For this leg of our journey we’re in the old Russian UAZ Furgon van, something we had been looking forward to since we first saw one. It’s a 70’s design that has never changed, ours was built in 98. It’s built for this terrain so it certainly smoothed the road as much as it could be smoothed but was very basic; no aircon, no synchromesh, no radio. Nothing but the essentials; engine, steering wheel, and the all important cigarette lighter. Oh, and the cool looks:
And we only got stuck in the mud once:
On our way to Hustai Sugarbat asked if we wanted to go horse riding and it just so happened that one of newly made friends from UB suggested we get into horse riding as a hobby to see new places from a different perspective. So why not, let’s do it.
As an aside I should point out that all our party for the Naadam games, except for a very lovely octogenarian couple (proof that you’re never too old), had either just finished a riding holiday through the Steppe or were about to embark on the same. For the guys that had done it they couldn’t recommend it highly enough.
So we arrived at the home stay just in time for lunch, and a lovely lunch it was to, and then settled in and waited for our riding experience.

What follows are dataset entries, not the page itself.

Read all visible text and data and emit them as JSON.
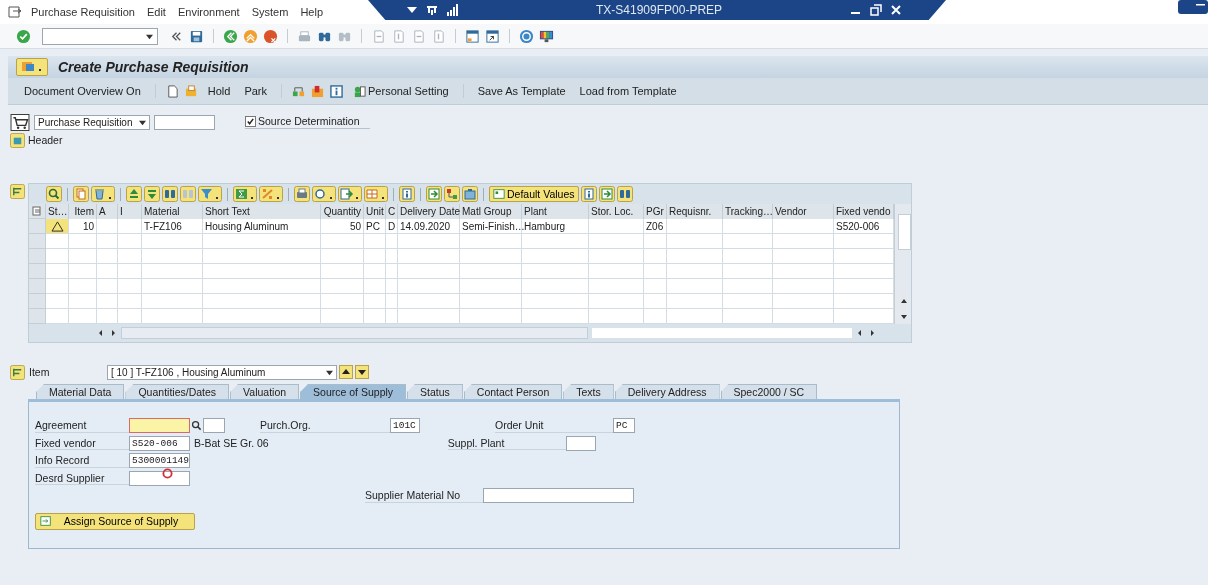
{
  "menu_bar": {
    "items": [
      "Purchase Requisition",
      "Edit",
      "Environment",
      "System",
      "Help"
    ]
  },
  "session": {
    "title": "TX-S41909FP00-PREP"
  },
  "page_title": "Create Purchase Requisition",
  "app_toolbar": [
    {
      "kind": "text",
      "label": "Document Overview On"
    },
    {
      "kind": "icon"
    },
    {
      "kind": "icon"
    },
    {
      "kind": "text",
      "label": "Hold"
    },
    {
      "kind": "text",
      "label": "Park"
    },
    {
      "kind": "icon"
    },
    {
      "kind": "icon"
    },
    {
      "kind": "icon"
    },
    {
      "kind": "text",
      "label": "Personal Setting"
    },
    {
      "kind": "text",
      "label": "Save As Template"
    },
    {
      "kind": "text",
      "label": "Load from Template"
    }
  ],
  "document": {
    "type": "Purchase Requisition",
    "source_determination": {
      "label": "Source Determination",
      "checked": true
    },
    "header_label": "Header"
  },
  "table": {
    "default_values_button": "Default Values",
    "columns": [
      "St…",
      "Item",
      "A",
      "I",
      "Material",
      "Short Text",
      "Quantity",
      "Unit",
      "C",
      "Delivery Date",
      "Matl Group",
      "Plant",
      "Stor. Loc.",
      "PGr",
      "Requisnr.",
      "Tracking…",
      "Vendor",
      "Fixed vendo"
    ],
    "rows": [
      {
        "warning": true,
        "cells": [
          "",
          "10",
          "",
          "",
          "T-FZ106",
          "Housing Aluminum",
          "50",
          "PC",
          "D",
          "14.09.2020",
          "Semi-Finish…",
          "Hamburg",
          "",
          "Z06",
          "",
          "",
          "",
          "S520-006"
        ]
      }
    ]
  },
  "item_selector": {
    "label": "Item",
    "value": "[ 10 ] T-FZ106 , Housing Aluminum"
  },
  "tabs": [
    {
      "label": "Material Data",
      "selected": false
    },
    {
      "label": "Quantities/Dates",
      "selected": false
    },
    {
      "label": "Valuation",
      "selected": false
    },
    {
      "label": "Source of Supply",
      "selected": true
    },
    {
      "label": "Status",
      "selected": false
    },
    {
      "label": "Contact Person",
      "selected": false
    },
    {
      "label": "Texts",
      "selected": false
    },
    {
      "label": "Delivery Address",
      "selected": false
    },
    {
      "label": "Spec2000 / SC",
      "selected": false
    }
  ],
  "source_of_supply": {
    "agreement": {
      "label": "Agreement",
      "required": true
    },
    "purch_org": {
      "label": "Purch.Org.",
      "value": "101C"
    },
    "order_unit": {
      "label": "Order Unit",
      "value": "PC"
    },
    "fixed_vendor": {
      "label": "Fixed vendor",
      "value": "S520-006",
      "description": "B-Bat SE Gr. 06"
    },
    "suppl_plant": {
      "label": "Suppl. Plant"
    },
    "info_record": {
      "label": "Info Record",
      "value": "5300001149"
    },
    "desrd_supplier": {
      "label": "Desrd Supplier"
    },
    "supplier_material_no": {
      "label": "Supplier Material No"
    },
    "assign_button": "Assign Source of Supply"
  }
}
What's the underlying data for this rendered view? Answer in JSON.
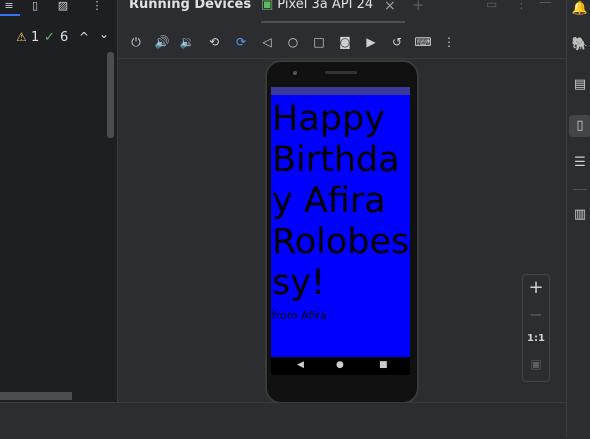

And we waited, and waited. We went in search of Sugarbat; “they can’t find the horses”. It is a big place out there. On our way back we get beckoned into the hub of the ger settlement, the kitchen ger. The family are making buuz, a lamb, cabbage, and onion mix wrapped and pinched in a thin pastry wrap that looks similar to a pasty. These tasty morsels are steamed though.
They didn’t find the horses, tomorrow will be better.
As it was we spent half a day sitting by a river and another half a day waiting to see how they made horse hair rope that got cancelled as the matriarch was too busy. They had found the horses though.
Why would anyone favour horses over over modes of transport? Bumping all over the place having your bones shaked and your legs stretched around a hard leathersaddle. Where’s my Elvis?
On the flip side we did stay in the family’s main ger which was pretty amazing. We got to sleep in their beds, assuming they didn’t swap them for stone blocks for a laugh. The pillow was a beanbag type construction with the “beans” being gravel, this is not an exaggeration it was actually gravel. We likened it to sleeping on a park bench but that night, and the following night, we slept like babies. No alcohol was involved either before you ask.
So now we know that if we lose everything through bad fortune then we can still get a good nights sleep on a park bench.
We would make Senaca proud.